The Place Where Australia Used To Be?

I don't believe it. Sure, they're saddled with crummy firearms laws, but Australians are generally at least as cross-grained as we are in the States, albeit in their own special way.

Neither nation is free from outliers and somehow they're around when reporters come to call. In a story on the terrible floods afflicting parts of the island continent, this bowing of the head: "A policeman came along in a car with a gun on his hip who said 'You be out of here by five o'clock or else'," he said. "When a man with a gun talks to you like that, you get out."

No, dammit, you spit in his eye; or you have the mother-wit to realize if you stay, you might have swim for your life later, and you miles from the nearest body of water, which leads you do what the nice officer wants because it's the sensible thing to do, not 'cos he happens to have a sidearm holstered at his belt.

Or you 'fess up to being a trained seal. Sigh.

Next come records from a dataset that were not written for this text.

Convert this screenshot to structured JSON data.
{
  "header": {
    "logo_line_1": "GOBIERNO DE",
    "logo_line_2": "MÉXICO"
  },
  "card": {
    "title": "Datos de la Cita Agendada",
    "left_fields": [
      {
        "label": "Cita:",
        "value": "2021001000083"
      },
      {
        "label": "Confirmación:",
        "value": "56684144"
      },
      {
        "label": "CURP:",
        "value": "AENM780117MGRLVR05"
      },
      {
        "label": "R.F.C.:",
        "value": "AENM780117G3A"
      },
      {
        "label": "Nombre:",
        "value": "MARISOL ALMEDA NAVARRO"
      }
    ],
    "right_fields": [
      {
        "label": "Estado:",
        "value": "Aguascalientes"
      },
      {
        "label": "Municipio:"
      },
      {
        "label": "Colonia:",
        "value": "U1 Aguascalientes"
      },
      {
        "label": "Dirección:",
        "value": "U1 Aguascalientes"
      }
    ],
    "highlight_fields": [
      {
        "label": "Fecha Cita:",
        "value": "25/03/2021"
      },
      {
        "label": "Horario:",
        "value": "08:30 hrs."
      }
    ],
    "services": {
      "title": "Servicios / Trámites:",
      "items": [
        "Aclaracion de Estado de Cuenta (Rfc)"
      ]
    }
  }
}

My sympathy to Australians having to deal with this mess, which is flooding out not only entire towns but (among other things) coal mining operations in the state of Queensland. It's a big enough coal operation that the flooding is likely to affect coal prices worldwide; readers who were thinking this merely picturesque news from a safely distant locale should think again.


ZerCool said...

I'd tell him I was a trained seal. I had command of seal team six. We were a crack unit, capable of underwater tactics like you wouldn't believe. My sergeant was a genius at balancing balls on his nose too. The red rubber kind; anything else would have violated DADT. I could tell, but then I'd have to kill you.

The only downside ... we worked for fish. People complain about working for peanuts, but let me tell you, we'd have given our left flipper for peanuts. Or at least fresh fish. Those bastards kept buying the "day old" from the local grocer. Day-old might be fine for bread, but in fish, it's a gut-turner...

New Jovian Thunderbolt said...

~blink~ ~blink~

Crucis said...

Well, that dried-up inland sea in the interior of Australia isn't so dry anymore.

Anonymous said...

You know, I heard that guy make the "man with a gun" statement (I think I was listening to NPR at the time).

There was nothing but resignation in his voice; not a hint of the irony that it was him that made it possible for his hireling to become his master.

How sad...and how instructive.


Roberta X said...

Crucis: I think they'd have to dig a ditch for that.

Flooding map shows a swath of the low-lying parts of Queensland bigger than the British Isles and Ireland!

Roberta X said...

ZerCool: Brilliant! One of my co-workers was in that outfit, only his unit was all belly-button specialists: navel seals.

Borepatch said...

The Aussies just this year signed an agreement to supply China with a LOT of coal. This will be interesting.

benEzra said...

Yup, coal is big there. One bit if trivia about that: Nevil Shute Norway (aka Nevil Shute), a British expat who lived near Melbourne, wrote a famous post-apocalyptic character study entitled On the Beach that became a bestseller. Somewhat to his chagrin, it was interpreted as a pessimistic anti-technology screed instead of an exploration of life and love in a terminal post-apocalyptic setting. I understand that he began a much more optimistic, humans-can-adapt sort of post-apocalyptic novel later, to counter the Luddite misconstrual of On the Beach, but unfortunately he died before making much progress. Australia's immense reserves of "brown coal" were to play a major role in the plot, as I understand.

FWIW, he wasn't originally a writer by profession; he was an aeronautical engineer who wrote on the side because he enjoyed it. One of his favorite sayings was "an engineer is a man who can do for ten shillings what any fool can do for a pound."